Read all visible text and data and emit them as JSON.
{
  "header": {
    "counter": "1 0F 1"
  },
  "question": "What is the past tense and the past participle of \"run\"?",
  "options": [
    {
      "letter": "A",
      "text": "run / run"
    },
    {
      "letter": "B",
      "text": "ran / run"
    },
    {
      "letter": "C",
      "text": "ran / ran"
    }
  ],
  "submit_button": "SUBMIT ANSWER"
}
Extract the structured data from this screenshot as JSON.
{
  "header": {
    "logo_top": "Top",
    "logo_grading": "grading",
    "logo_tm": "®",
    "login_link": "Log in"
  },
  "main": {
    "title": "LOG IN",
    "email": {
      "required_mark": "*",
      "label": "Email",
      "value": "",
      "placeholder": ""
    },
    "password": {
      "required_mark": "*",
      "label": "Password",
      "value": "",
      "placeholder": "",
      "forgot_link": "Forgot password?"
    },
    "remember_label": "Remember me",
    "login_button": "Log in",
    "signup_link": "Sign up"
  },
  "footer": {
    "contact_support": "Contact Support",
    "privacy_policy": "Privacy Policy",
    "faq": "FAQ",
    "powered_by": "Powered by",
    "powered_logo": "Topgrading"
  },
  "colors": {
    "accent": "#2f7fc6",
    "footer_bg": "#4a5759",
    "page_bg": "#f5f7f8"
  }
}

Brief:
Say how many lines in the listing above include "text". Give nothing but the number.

Written reply:
4